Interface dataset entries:
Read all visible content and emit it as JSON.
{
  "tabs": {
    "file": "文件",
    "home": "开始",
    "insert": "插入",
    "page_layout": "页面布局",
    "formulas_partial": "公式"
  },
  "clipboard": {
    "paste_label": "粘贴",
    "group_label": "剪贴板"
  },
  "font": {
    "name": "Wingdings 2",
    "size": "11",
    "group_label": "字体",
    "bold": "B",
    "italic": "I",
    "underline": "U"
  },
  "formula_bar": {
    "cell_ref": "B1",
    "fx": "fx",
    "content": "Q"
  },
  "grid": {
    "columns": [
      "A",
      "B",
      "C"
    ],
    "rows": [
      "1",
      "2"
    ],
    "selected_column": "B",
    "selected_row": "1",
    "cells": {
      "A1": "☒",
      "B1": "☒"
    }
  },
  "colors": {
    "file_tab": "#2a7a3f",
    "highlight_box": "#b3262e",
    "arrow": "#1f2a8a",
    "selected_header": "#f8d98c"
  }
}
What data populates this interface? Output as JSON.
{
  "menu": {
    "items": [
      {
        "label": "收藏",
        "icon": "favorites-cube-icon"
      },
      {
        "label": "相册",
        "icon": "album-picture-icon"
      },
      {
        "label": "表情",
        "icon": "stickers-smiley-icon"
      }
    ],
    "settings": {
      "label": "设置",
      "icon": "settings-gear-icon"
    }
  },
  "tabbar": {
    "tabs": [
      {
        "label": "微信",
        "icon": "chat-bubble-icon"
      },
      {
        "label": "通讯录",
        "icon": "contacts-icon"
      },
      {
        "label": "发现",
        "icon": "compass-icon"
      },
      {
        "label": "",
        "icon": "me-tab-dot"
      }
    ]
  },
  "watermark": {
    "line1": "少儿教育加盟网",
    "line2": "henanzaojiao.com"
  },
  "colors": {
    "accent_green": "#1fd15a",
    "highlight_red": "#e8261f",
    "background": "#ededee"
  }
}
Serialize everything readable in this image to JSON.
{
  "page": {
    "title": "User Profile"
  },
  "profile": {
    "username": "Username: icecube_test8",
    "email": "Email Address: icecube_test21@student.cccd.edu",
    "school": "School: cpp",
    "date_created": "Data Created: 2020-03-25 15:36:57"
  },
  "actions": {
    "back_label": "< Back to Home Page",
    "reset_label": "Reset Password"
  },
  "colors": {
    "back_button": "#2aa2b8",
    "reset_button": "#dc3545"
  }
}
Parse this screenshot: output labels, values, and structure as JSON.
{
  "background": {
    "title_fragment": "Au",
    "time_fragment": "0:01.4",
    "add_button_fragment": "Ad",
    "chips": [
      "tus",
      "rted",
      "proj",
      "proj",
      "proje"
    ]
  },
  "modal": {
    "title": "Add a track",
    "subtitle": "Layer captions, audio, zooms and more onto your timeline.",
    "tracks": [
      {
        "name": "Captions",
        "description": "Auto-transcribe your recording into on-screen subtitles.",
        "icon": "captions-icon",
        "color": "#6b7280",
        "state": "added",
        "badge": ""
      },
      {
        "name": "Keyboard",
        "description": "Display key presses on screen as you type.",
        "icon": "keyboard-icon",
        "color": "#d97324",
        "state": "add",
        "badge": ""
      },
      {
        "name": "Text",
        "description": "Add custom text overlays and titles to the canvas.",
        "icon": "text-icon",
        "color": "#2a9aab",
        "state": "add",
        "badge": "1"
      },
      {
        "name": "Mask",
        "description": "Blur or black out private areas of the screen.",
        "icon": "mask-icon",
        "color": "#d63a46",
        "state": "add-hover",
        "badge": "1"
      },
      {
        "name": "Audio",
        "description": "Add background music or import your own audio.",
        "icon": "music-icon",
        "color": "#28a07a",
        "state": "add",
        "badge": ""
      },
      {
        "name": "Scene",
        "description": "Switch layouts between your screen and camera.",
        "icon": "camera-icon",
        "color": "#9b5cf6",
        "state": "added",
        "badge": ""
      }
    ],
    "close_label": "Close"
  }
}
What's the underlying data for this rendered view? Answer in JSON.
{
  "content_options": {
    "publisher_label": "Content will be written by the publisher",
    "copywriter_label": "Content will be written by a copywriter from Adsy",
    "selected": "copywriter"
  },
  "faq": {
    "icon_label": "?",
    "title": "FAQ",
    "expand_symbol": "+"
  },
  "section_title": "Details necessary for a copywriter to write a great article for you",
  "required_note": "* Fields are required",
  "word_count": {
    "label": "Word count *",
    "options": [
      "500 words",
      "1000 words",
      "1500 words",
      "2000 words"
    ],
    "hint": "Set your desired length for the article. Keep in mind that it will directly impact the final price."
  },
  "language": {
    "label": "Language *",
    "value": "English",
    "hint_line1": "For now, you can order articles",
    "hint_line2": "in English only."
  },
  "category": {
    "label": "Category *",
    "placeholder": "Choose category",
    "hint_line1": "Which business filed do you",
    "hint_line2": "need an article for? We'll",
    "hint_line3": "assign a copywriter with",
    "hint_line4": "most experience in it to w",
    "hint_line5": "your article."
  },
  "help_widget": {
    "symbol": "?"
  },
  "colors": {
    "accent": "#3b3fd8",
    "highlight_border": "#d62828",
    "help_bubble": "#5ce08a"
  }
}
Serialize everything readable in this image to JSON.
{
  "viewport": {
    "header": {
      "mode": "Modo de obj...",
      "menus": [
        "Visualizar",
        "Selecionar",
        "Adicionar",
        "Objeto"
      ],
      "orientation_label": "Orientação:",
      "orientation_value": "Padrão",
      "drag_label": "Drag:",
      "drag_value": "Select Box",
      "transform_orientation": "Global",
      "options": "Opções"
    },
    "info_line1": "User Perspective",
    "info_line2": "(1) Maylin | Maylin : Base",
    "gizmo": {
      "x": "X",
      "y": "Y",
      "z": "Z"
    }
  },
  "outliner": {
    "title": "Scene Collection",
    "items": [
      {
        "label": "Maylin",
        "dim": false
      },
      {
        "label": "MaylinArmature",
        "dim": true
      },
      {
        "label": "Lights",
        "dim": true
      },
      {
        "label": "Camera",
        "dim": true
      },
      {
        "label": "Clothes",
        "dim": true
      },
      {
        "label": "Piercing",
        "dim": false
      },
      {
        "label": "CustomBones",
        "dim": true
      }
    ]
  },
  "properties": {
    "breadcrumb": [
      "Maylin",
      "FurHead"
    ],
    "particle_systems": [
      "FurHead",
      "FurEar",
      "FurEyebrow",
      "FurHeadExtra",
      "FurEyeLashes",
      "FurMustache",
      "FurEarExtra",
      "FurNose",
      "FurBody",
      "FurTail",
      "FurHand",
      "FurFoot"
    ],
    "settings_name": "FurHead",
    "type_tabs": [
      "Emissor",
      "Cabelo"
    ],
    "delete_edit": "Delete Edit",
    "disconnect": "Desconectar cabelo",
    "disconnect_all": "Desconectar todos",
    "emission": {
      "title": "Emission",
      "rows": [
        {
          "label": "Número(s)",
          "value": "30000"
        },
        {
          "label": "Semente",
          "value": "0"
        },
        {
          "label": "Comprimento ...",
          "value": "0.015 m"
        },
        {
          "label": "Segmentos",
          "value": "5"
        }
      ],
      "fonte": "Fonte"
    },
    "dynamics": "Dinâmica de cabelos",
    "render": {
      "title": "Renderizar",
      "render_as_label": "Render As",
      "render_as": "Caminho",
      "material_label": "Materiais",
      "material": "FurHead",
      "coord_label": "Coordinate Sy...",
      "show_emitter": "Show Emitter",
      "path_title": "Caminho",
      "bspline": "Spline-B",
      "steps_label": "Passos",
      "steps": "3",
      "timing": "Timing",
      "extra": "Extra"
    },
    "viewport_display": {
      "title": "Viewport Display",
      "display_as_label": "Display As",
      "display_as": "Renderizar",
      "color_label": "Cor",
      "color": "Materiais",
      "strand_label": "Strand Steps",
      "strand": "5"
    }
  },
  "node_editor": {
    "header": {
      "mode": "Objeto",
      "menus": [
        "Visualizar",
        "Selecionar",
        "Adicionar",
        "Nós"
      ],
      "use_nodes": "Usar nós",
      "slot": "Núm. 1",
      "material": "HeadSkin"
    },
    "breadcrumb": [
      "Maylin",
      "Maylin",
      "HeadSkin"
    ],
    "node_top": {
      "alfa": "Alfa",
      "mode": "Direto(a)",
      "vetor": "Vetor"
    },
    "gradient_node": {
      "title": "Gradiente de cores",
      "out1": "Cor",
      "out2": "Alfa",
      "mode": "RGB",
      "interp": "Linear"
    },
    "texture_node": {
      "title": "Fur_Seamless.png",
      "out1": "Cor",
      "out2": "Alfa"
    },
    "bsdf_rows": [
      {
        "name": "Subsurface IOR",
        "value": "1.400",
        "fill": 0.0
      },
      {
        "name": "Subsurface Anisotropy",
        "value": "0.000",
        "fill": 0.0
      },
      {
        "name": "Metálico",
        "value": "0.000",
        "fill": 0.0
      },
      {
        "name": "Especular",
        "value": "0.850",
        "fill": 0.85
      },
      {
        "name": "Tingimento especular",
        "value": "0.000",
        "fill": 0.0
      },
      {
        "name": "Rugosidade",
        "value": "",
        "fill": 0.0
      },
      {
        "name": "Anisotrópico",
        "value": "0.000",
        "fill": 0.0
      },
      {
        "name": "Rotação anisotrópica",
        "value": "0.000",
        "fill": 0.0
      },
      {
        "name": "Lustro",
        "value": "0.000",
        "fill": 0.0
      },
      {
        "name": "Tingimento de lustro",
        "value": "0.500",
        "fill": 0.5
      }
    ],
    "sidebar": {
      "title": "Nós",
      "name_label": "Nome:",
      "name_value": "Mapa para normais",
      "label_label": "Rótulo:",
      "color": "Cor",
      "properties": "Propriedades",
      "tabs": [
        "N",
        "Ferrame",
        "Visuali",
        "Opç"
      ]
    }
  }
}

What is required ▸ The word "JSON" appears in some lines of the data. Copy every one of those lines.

Output of the exercise ▸
Read all visible content and emit it as JSON.
What data populates this interface? Output as JSON.
Serialize everything readable in this image to JSON.
Parse this screenshot: output labels, values, and structure as JSON.
What's the underlying data for this rendered view? Answer in JSON.
Serialize everything readable in this image to JSON.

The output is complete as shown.